Timely demises. Expected ends. Prompt partings. Saddened swallows, with an insatiable taste for blood, swoop low over earth’s forgotten, least mourned cadavers. Filled with carnivorous intent, this feast, and a divine distraction from their ostentatious flights of calcified fancy. Jagged beaks tear and slash through the sallow, soft residue, sharpening themselves on what were once tender clumps of osseous matter that cosseted organs and provided a structural cohesion to an otherwise flimsy edifice. Strewn morsels of chewed flesh glisten and glide across luxuriously carpeted abodes.

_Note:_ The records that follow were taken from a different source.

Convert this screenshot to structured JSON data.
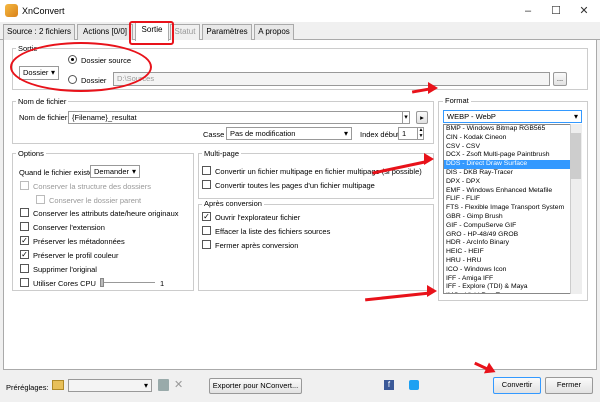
{
  "window": {
    "title": "XnConvert"
  },
  "tabs": [
    {
      "label": "Source : 2 fichiers"
    },
    {
      "label": "Actions [0/0]"
    },
    {
      "label": "Sortie"
    },
    {
      "label": "Statut"
    },
    {
      "label": "Paramètres"
    },
    {
      "label": "A propos"
    }
  ],
  "sortie": {
    "group_label": "Sortie",
    "dest_select": "Dossier",
    "radio_source": "Dossier source",
    "radio_dossier": "Dossier",
    "path": "D:\\Sources",
    "browse": "..."
  },
  "filename": {
    "group_label": "Nom de fichier",
    "label": "Nom de fichier",
    "value": "{Filename}_resultat",
    "casse_label": "Casse",
    "casse_value": "Pas de modification",
    "index_label": "Index début",
    "index_value": "1"
  },
  "format": {
    "group_label": "Format",
    "selected": "WEBP - WebP",
    "items": [
      "BMP - Windows Bitmap RGB565",
      "CIN - Kodak Cineon",
      "CSV - CSV",
      "DCX - Zsoft Multi-page Paintbrush",
      "DDS - Direct Draw Surface",
      "DIS - DKB Ray-Tracer",
      "DPX - DPX",
      "EMF - Windows Enhanced Metafile",
      "FLIF - FLIF",
      "FTS - Flexible Image Transport System",
      "GBR - Gimp Brush",
      "GIF - CompuServe GIF",
      "GRO - HP-48/49 GROB",
      "HDR - ArcInfo Binary",
      "HEIC - HEIF",
      "HRU - HRU",
      "ICO - Windows Icon",
      "IFF - Amiga IFF",
      "IFF - Explore (TDI) & Maya",
      "IMG - Vivid Ray-Tracer"
    ],
    "highlighted_index": 4
  },
  "options": {
    "group_label": "Options",
    "exists_label": "Quand le fichier existe",
    "exists_value": "Demander",
    "keep_structure": "Conserver la structure des dossiers",
    "keep_parent": "Conserver le dossier parent",
    "keep_dates": "Conserver les attributs date/heure originaux",
    "keep_ext": "Conserver l'extension",
    "keep_meta": "Préserver les métadonnées",
    "keep_profile": "Préserver le profil couleur",
    "delete_orig": "Supprimer l'original",
    "cores": "Utiliser Cores CPU",
    "cores_value": "1"
  },
  "multipage": {
    "group_label": "Multi-page",
    "convert_one": "Convertir un fichier multipage en fichier multipage (si possible)",
    "convert_all": "Convertir toutes les pages d'un fichier multipage"
  },
  "after": {
    "group_label": "Après conversion",
    "open_explorer": "Ouvrir l'explorateur fichier",
    "clear_list": "Effacer la liste des fichiers sources",
    "close_after": "Fermer après conversion"
  },
  "bottom": {
    "presets_label": "Préréglages:",
    "export": "Exporter pour NConvert...",
    "convert": "Convertir",
    "close": "Fermer"
  }
}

Hysterics Of Yore once shattered the harmonies of nature with brute force abstinence. They used to cowardly carp from the sidelines, denying and decrying the possibility of a future swathed in gentrified sustenance. Times have changed….tick…tock….tick…tock…People move on…Mrs Barabbas Cartland, bewilders with urgent regret lashing out at vague circumstances, yet ultimately ending on a note of dejected acceptance. “She died yesterday, for our sins, for our sisters in Clementine. She dies every day, for our sons, for our brothers in ermine…And she died when she did because she was old,” lead singer Sally Posh Larkers declares. Fay Wray Had To Go Before Hitting One Zero Zero is a shambolic turn of events; a lowly lament for King Kong’s one true love. The clattering Gone With The Hope summarises the life and times of Bob Hope in two words – ‘fickle splendour’. It heaves and hos up the stairs and through the chimney via a brittle harmonium-guitar freak out.
Timely Demises yearns and spurns the rituals the death. Hysterics Of Yore decided to stop chucking breezeblocks off motorway bridges. They wrapped their arms around a memory and relinquished their fear of life, celebrating its finite betrothal.